On July 14th, the City of Portland celebrated the 8th annual Big Float. About 4,000 people (this writer included) made the trip down to Tom McCall Bowl at Southwest Columbus and Naito Parkway to, in the words of the event’s organizers, “give our river a hug.” Sponsored by a number of local and international companies, including Subaru and PointWest Credit Union, the Big Float styles itself as a celebration of the Willamette River. With food trucks arranged around the Bowl, live music on a barge and multiple “parades,” complete with marching bands to lead the way, The Big Float sets itself up to be the event of the summer. What’s more the event and its organizers, The Human Access Project, have reasons to celebrate.Continue reading “The Big Float, The Big Pipe and the Human Access Project”

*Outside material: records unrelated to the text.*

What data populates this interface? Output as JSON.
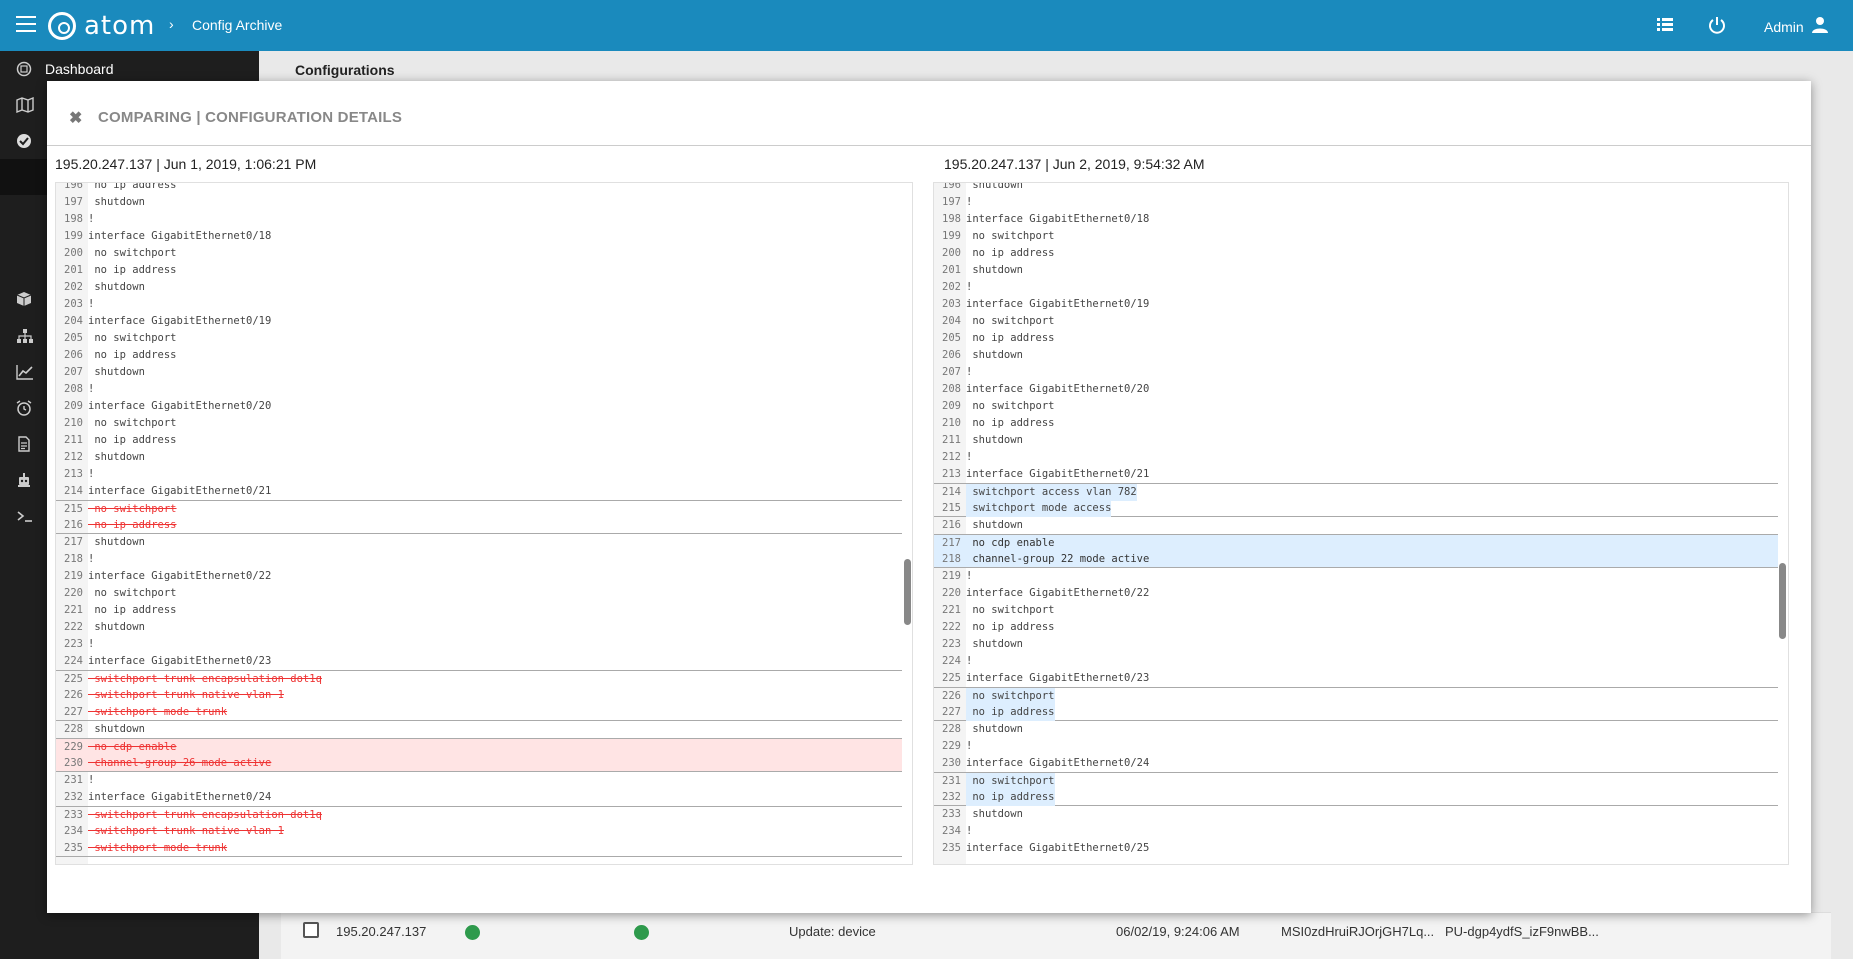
{
  "topbar": {
    "logo_text": "atom",
    "breadcrumb": "Config Archive",
    "user": "Admin",
    "icons": [
      "menu-icon",
      "list-icon",
      "power-icon",
      "user-icon"
    ]
  },
  "sidebar": {
    "items": [
      {
        "label": "Dashboard",
        "icon": "dashboard-icon"
      },
      {
        "label": "",
        "icon": "map-icon"
      },
      {
        "label": "",
        "icon": "check-icon"
      },
      {
        "label": "",
        "icon": "box-icon"
      },
      {
        "label": "",
        "icon": "hierarchy-icon"
      },
      {
        "label": "",
        "icon": "chart-icon"
      },
      {
        "label": "",
        "icon": "alarm-icon"
      },
      {
        "label": "",
        "icon": "document-icon"
      },
      {
        "label": "",
        "icon": "robot-icon"
      },
      {
        "label": "",
        "icon": "terminal-icon"
      }
    ]
  },
  "page": {
    "title": "Configurations",
    "row": {
      "ip": "195.20.247.137",
      "action": "Update: device",
      "time": "06/02/19, 9:24:06 AM",
      "id1": "MSI0zdHruiRJOrjGH7Lq...",
      "id2": "PU-dgp4ydfS_izF9nwBB..."
    }
  },
  "modal": {
    "title": "COMPARING | CONFIGURATION DETAILS",
    "left_header": "195.20.247.137 | Jun 1, 2019, 1:06:21 PM",
    "right_header": "195.20.247.137 | Jun 2, 2019, 9:54:32 AM",
    "colors": {
      "deleted": "#ffe4e4",
      "added": "#ddeefe",
      "deleted_text": "#e33333"
    },
    "left_lines": [
      {
        "n": "196",
        "t": " no ip address",
        "k": ""
      },
      {
        "n": "197",
        "t": " shutdown",
        "k": ""
      },
      {
        "n": "198",
        "t": "!",
        "k": ""
      },
      {
        "n": "199",
        "t": "interface GigabitEthernet0/18",
        "k": ""
      },
      {
        "n": "200",
        "t": " no switchport",
        "k": ""
      },
      {
        "n": "201",
        "t": " no ip address",
        "k": ""
      },
      {
        "n": "202",
        "t": " shutdown",
        "k": ""
      },
      {
        "n": "203",
        "t": "!",
        "k": ""
      },
      {
        "n": "204",
        "t": "interface GigabitEthernet0/19",
        "k": ""
      },
      {
        "n": "205",
        "t": " no switchport",
        "k": ""
      },
      {
        "n": "206",
        "t": " no ip address",
        "k": ""
      },
      {
        "n": "207",
        "t": " shutdown",
        "k": ""
      },
      {
        "n": "208",
        "t": "!",
        "k": ""
      },
      {
        "n": "209",
        "t": "interface GigabitEthernet0/20",
        "k": ""
      },
      {
        "n": "210",
        "t": " no switchport",
        "k": ""
      },
      {
        "n": "211",
        "t": " no ip address",
        "k": ""
      },
      {
        "n": "212",
        "t": " shutdown",
        "k": ""
      },
      {
        "n": "213",
        "t": "!",
        "k": ""
      },
      {
        "n": "214",
        "t": "interface GigabitEthernet0/21",
        "k": ""
      },
      {
        "n": "215",
        "t": " no switchport",
        "k": "mod"
      },
      {
        "n": "216",
        "t": " no ip address",
        "k": "mod"
      },
      {
        "n": "217",
        "t": " shutdown",
        "k": ""
      },
      {
        "n": "218",
        "t": "!",
        "k": ""
      },
      {
        "n": "219",
        "t": "interface GigabitEthernet0/22",
        "k": ""
      },
      {
        "n": "220",
        "t": " no switchport",
        "k": ""
      },
      {
        "n": "221",
        "t": " no ip address",
        "k": ""
      },
      {
        "n": "222",
        "t": " shutdown",
        "k": ""
      },
      {
        "n": "223",
        "t": "!",
        "k": ""
      },
      {
        "n": "224",
        "t": "interface GigabitEthernet0/23",
        "k": ""
      },
      {
        "n": "225",
        "t": " switchport trunk encapsulation dot1q",
        "k": "mod"
      },
      {
        "n": "226",
        "t": " switchport trunk native vlan 1",
        "k": "mod"
      },
      {
        "n": "227",
        "t": " switchport mode trunk",
        "k": "mod"
      },
      {
        "n": "228",
        "t": " shutdown",
        "k": ""
      },
      {
        "n": "229",
        "t": " no cdp enable",
        "k": "del"
      },
      {
        "n": "230",
        "t": " channel-group 26 mode active",
        "k": "del"
      },
      {
        "n": "231",
        "t": "!",
        "k": ""
      },
      {
        "n": "232",
        "t": "interface GigabitEthernet0/24",
        "k": ""
      },
      {
        "n": "233",
        "t": " switchport trunk encapsulation dot1q",
        "k": "mod"
      },
      {
        "n": "234",
        "t": " switchport trunk native vlan 1",
        "k": "mod"
      },
      {
        "n": "235",
        "t": " switchport mode trunk",
        "k": "mod"
      }
    ],
    "right_lines": [
      {
        "n": "196",
        "t": " shutdown",
        "k": ""
      },
      {
        "n": "197",
        "t": "!",
        "k": ""
      },
      {
        "n": "198",
        "t": "interface GigabitEthernet0/18",
        "k": ""
      },
      {
        "n": "199",
        "t": " no switchport",
        "k": ""
      },
      {
        "n": "200",
        "t": " no ip address",
        "k": ""
      },
      {
        "n": "201",
        "t": " shutdown",
        "k": ""
      },
      {
        "n": "202",
        "t": "!",
        "k": ""
      },
      {
        "n": "203",
        "t": "interface GigabitEthernet0/19",
        "k": ""
      },
      {
        "n": "204",
        "t": " no switchport",
        "k": ""
      },
      {
        "n": "205",
        "t": " no ip address",
        "k": ""
      },
      {
        "n": "206",
        "t": " shutdown",
        "k": ""
      },
      {
        "n": "207",
        "t": "!",
        "k": ""
      },
      {
        "n": "208",
        "t": "interface GigabitEthernet0/20",
        "k": ""
      },
      {
        "n": "209",
        "t": " no switchport",
        "k": ""
      },
      {
        "n": "210",
        "t": " no ip address",
        "k": ""
      },
      {
        "n": "211",
        "t": " shutdown",
        "k": ""
      },
      {
        "n": "212",
        "t": "!",
        "k": ""
      },
      {
        "n": "213",
        "t": "interface GigabitEthernet0/21",
        "k": ""
      },
      {
        "n": "214",
        "t": " switchport access vlan 782",
        "k": "mod"
      },
      {
        "n": "215",
        "t": " switchport mode access",
        "k": "mod"
      },
      {
        "n": "216",
        "t": " shutdown",
        "k": ""
      },
      {
        "n": "217",
        "t": " no cdp enable",
        "k": "ins"
      },
      {
        "n": "218",
        "t": " channel-group 22 mode active",
        "k": "ins"
      },
      {
        "n": "219",
        "t": "!",
        "k": ""
      },
      {
        "n": "220",
        "t": "interface GigabitEthernet0/22",
        "k": ""
      },
      {
        "n": "221",
        "t": " no switchport",
        "k": ""
      },
      {
        "n": "222",
        "t": " no ip address",
        "k": ""
      },
      {
        "n": "223",
        "t": " shutdown",
        "k": ""
      },
      {
        "n": "224",
        "t": "!",
        "k": ""
      },
      {
        "n": "225",
        "t": "interface GigabitEthernet0/23",
        "k": ""
      },
      {
        "n": "226",
        "t": " no switchport",
        "k": "mod"
      },
      {
        "n": "227",
        "t": " no ip address",
        "k": "mod"
      },
      {
        "n": "228",
        "t": " shutdown",
        "k": ""
      },
      {
        "n": "229",
        "t": "!",
        "k": ""
      },
      {
        "n": "230",
        "t": "interface GigabitEthernet0/24",
        "k": ""
      },
      {
        "n": "231",
        "t": " no switchport",
        "k": "mod"
      },
      {
        "n": "232",
        "t": " no ip address",
        "k": "mod"
      },
      {
        "n": "233",
        "t": " shutdown",
        "k": ""
      },
      {
        "n": "234",
        "t": "!",
        "k": ""
      },
      {
        "n": "235",
        "t": "interface GigabitEthernet0/25",
        "k": ""
      }
    ]
  }
}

If the title of this article reads like something out of an old Doc Savage paperback or an old pulp radio serial, good that is by design. Because quite frankly the archaeological discoveries from last week are genuinely exciting. On July 11th, the Egyptian Ministry of Antiquities announced that archaeologists had unearthed a massive granite sarcophagus outside the city of Alexandria. At approximately 73 inches tall, 104 inches long, 65 inches wide and with a weight of 30 tons, the Sarcophagus sounds gigantic. For context, the most famous sarcophagus, the one belonging to Pharaoh Tutankhamen is significantly smaller, since the smallest of the four shrines built around it has been measured to be only about ten inches longer than this particular find at 114 inches and about 58 inches wide. In short, this is quite literally a big find and it is the largest Sarcophagus ever found within the vicinity of Alexandria. The location, especially, is important but we’ll pivot back to that in a bit.Continue reading “The Mystery of the Granite Sarcophagus and Why It Matters”